  13. Sam_anon_guest at 3:57 pm, September 22, 2012

    “My dream was to work as a journalist in some city, either my native New
    York or Barcelona. I wanted to make enough money to live, play, hang out
    with bohemian woman, and drink delicious grog.”

    That’s a selfish luxury of a dream. I can’t really sympathize.

  14. Nicole at 8:50 am, September 25, 2012

    There’s nothing wrong with the dream, or the career. In fact, you’re on your way – working at a local paper. Write. Make yourself useful. That’s how I did it. I graduated in a recession, worked a million low-level jobs, started volunteering in the field I was interested in, and eventually rose to the top of it, to the point where I was making 100K in my late thirties and people with Ph.D.s were curious how to get a job like mine. There is absolutely nothing off base about your situation except the fact that you are living at home.

  15. Doubting_Thomas12 at 1:03 am, September 28, 2012

    Maybe it’s just me, but I actually took encouragement from Ralph’s response. Most of my generation is in this same bloody situation. And the best help I was ever given was a boot up my @ss, when I got off track once. “Tough love”, I believe they call it.

    To be frank though Ralph, it interests me that the generation that bore us seems to want us to sink, rather than swim. I’ve actually paid more taxes than public services I used, yet all I hear from the old people that complain to me is about how lazy, demanding, and ungrateful my generation is. Yeah, you’re welcome for that medical service there bub. Glad I bought the oxygen for you to have the breath to spit at me. Fun times. (hopefully not you in particular, but I’ve seen this same sentiment too many times. They change their tune once they learn more, but still- what the HELL.)

    Right, so we’ve complained about it. Now all that’s left to do is laugh at it, then fix it. Because the alternative isn’t something I will accept. Thanks for the kick in the pants.

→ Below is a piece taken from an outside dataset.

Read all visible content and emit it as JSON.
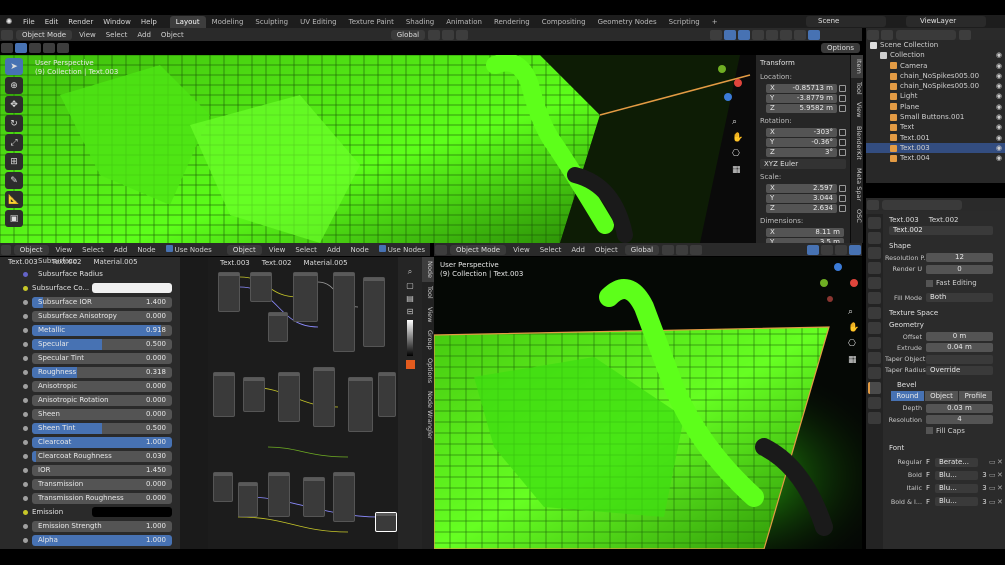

  16. Infeaux at 12:40 pm, September 28, 2012

    Nicole, I’m curious to know what your field is, if you don’t mind my asking.